Adelaide to Highlight Food Safety at World Aquaculture Conference

2,000 - 3,000 figures from the food and fisheries industries are expected to visit Adelaide as SA hosts the World Aquaculture Conference.
January 15, 2014

Between 2,000 and 3,000 international figures from the food and fisheries industries are expected to visit Adelaide next June when the South Australian capital hosts the World Aquaculture Conference.

The 2014 conference will celebrate the theme “Create Nurture Grow.” Gail Gago, South Australia’s Minister for Agriculture, Food, and Fisheries, said her state’s latest hosting opportunity is further evidence of the industry respect South Australia’s earned.

SA a Producer of Premium and Safe Seafood

“Port Lincoln just hosted the Australian seafood industry national conference, and now with the premier international aquaculture science and industry event coming to Adelaide next year, it shows how well regarded South Australia is as a producer of premium and safe seafood from a clean aquatic environment,” she explained.

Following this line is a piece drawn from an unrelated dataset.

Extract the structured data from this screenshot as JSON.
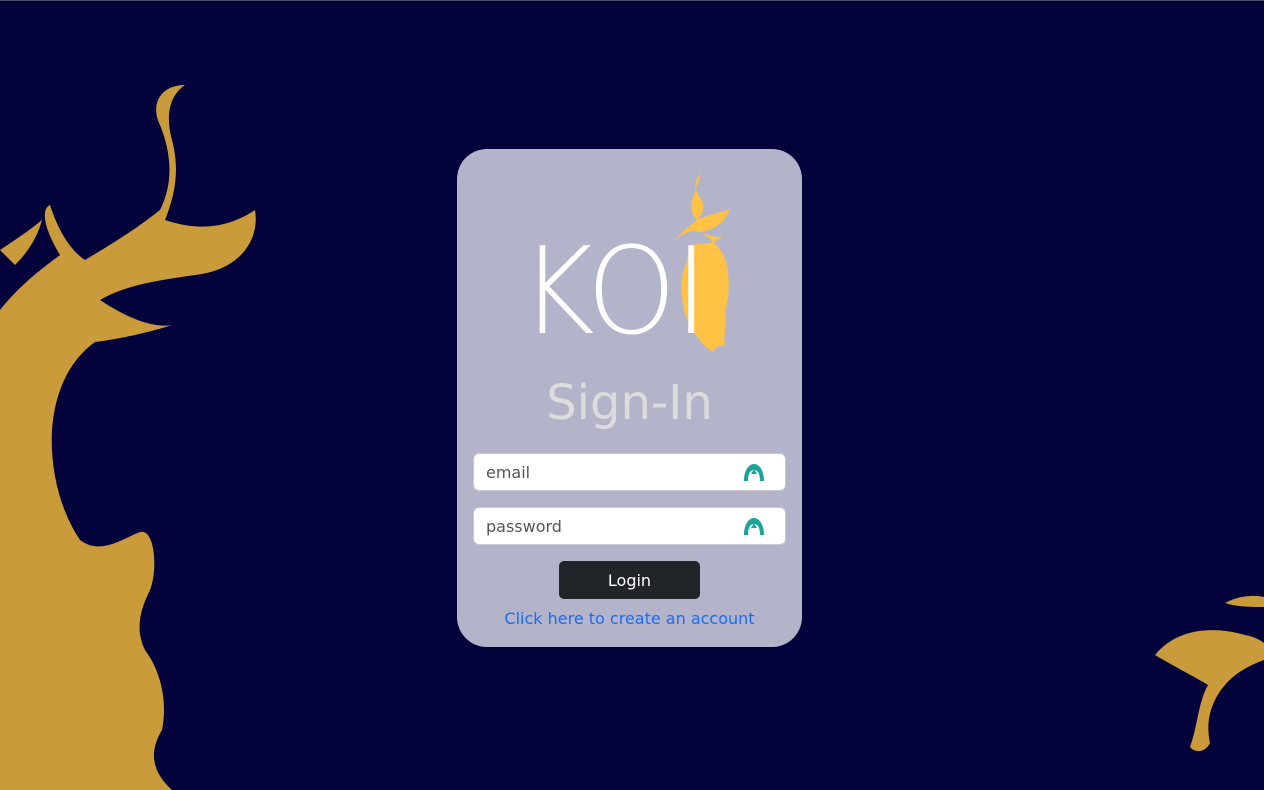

Safety will be a key theme at the conference as the South Australian industry showcases its food-safe production techniques and innovative food research projects. Lectures will also explore the growing link between the tourism and aquaculture industries.

Dr Graham Mair, the chair of the conference steering committee and elected president of the World Aquaculture Society, said the Adelaide conference comes at an important time in the history of aquaculture.

Aquaculture Playing an Increasingly Important Role

“Almost half the global consumption of seafood now comes from fish farms, and for the first time in modern history the world is producing more farmed fish than farmed beef, representing a historic shift in food production,” he explained. “As a result, aquaculture is playing an increasingly important role in meeting the challenge of global food security, making an event such as this highly significant for the future of the industry.”

South Australia is a major player in aquaculture, with an industry estimated at more than $241 million. More than half of Australia’s local seafood also hails from South Australia. The World Aquaculture Conference, which runs from June 7 to 11, is expected to inject around $11.5 million in revenue into the South Australian economy.